» Task item
Going line by line through the records below, count those with the word "value" and give only the count.

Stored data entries
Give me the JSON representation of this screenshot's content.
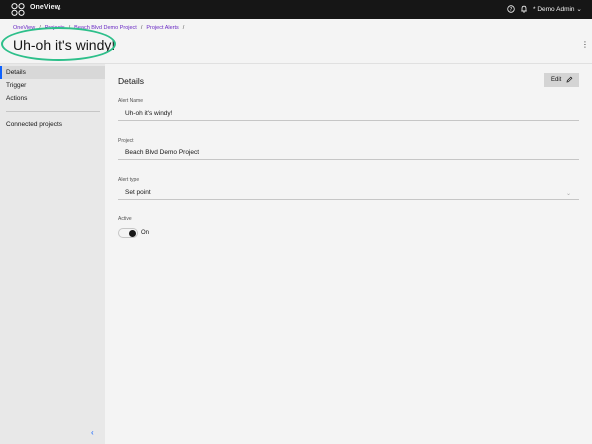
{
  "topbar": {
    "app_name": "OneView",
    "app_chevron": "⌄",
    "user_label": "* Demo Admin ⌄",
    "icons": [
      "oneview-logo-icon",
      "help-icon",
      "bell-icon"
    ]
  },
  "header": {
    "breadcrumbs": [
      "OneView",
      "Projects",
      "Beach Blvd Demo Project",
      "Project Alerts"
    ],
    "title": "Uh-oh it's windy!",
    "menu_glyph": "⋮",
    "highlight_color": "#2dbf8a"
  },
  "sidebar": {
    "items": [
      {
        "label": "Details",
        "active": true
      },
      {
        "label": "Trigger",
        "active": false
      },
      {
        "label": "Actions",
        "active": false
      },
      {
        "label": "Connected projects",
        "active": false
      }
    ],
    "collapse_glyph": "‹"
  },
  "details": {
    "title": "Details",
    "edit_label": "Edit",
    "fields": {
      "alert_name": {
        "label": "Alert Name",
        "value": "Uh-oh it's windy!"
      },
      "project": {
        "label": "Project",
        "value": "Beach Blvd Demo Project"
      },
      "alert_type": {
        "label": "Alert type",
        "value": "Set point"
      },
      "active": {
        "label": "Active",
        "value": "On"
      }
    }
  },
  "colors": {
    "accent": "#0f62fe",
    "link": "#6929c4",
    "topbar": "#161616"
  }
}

» Answer
4